Biology may have a say in who gets your vote this November. A new study published in Science found a correlation between physiological responses to threats and people’s partisan leanings. Test subjects with firm conservative political views displayed stronger physical reactions to unexpected loud noises and threatening images than those with liberal persuasions. While researchers didn't want the study to be interpreted too broadly, Wired reports, "the results suggest that fear leads to political conservatism."
This isn't the first time researchers have tried to crack the political biological code. A 2005 study by Berkeley psychologist Jack Block looked at the personality traits of a group of toddlers and checked back in with them as politically opinionated adults. Block's conclusions were certainly colorful:
…the relatively Liberal young men, when in nursery school two decades earlier, impressed nursery school teachers as boys who were: resourceful and initializing, autonomous, proud of their blossoming accomplishments, confident and self-involving. The relatively Conservative young men, when young boys, were viewed in nursery school as: visibly deviant, feeling unworthy and therefore ready to feel guilty, easily offended, anxious when confronted by uncertainties, distrustful of others, ruminative, and rigidifying when under stress.

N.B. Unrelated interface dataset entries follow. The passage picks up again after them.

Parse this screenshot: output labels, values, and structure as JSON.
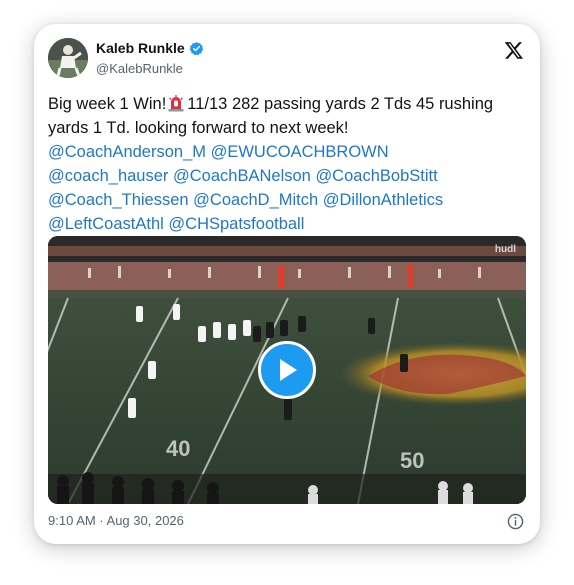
{
  "author": {
    "name": "Kaleb Runkle",
    "handle": "@KalebRunkle"
  },
  "tweet": {
    "text_start": "Big week 1 Win!",
    "text_rest": "11/13 282 passing yards 2 Tds 45 rushing yards 1 Td. looking forward to next week!",
    "mentions": [
      "@CoachAnderson_M",
      "@EWUCOACHBROWN",
      "@coach_hauser",
      "@CoachBANelson",
      "@CoachBobStitt",
      "@Coach_Thiessen",
      "@CoachD_Mitch",
      "@DillonAthletics",
      "@LeftCoastAthl",
      "@CHSpatsfootball"
    ]
  },
  "media": {
    "watermark": "hudl",
    "field_numbers": [
      "40",
      "50"
    ]
  },
  "footer": {
    "timestamp": "9:10 AM · Aug 30, 2026"
  },
  "colors": {
    "accent": "#1d9bf0",
    "mention": "#1d78c9",
    "text": "#0f1419",
    "muted": "#536471"
  },
  "icons": {
    "verified": "verified-badge-icon",
    "platform": "x-logo-icon",
    "emoji": "police-light-emoji",
    "play": "play-icon",
    "info": "info-icon"
  }
}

A 2003 study by New York University psychologist John Jost reached similar conclusions. According to Seed, “Jost said his study found that an adult displaying heightened needs to manage uncertainty and threat was associated with an attraction to conservative ideas, while openness to new experiences and cognitive complexity correlated with liberal ideas.”

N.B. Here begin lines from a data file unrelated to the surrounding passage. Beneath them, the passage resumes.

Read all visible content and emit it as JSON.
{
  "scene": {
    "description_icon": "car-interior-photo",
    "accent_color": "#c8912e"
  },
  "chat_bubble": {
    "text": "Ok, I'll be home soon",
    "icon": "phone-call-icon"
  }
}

Not surprisingly, the findings of these studies have invited ample criticism. Selwyn Duke, writing for the American Thinker magazine" href="http://www.americanthinker.com/2006/03/do_bratty_kids_turn_into_conse.html" target="_blank">conservative American Thinker magazine, called the Block study “psycho-babble,” and came to the conclusion that “the social sciences today mainly serve to provide a specious scientific basis for liberalism.”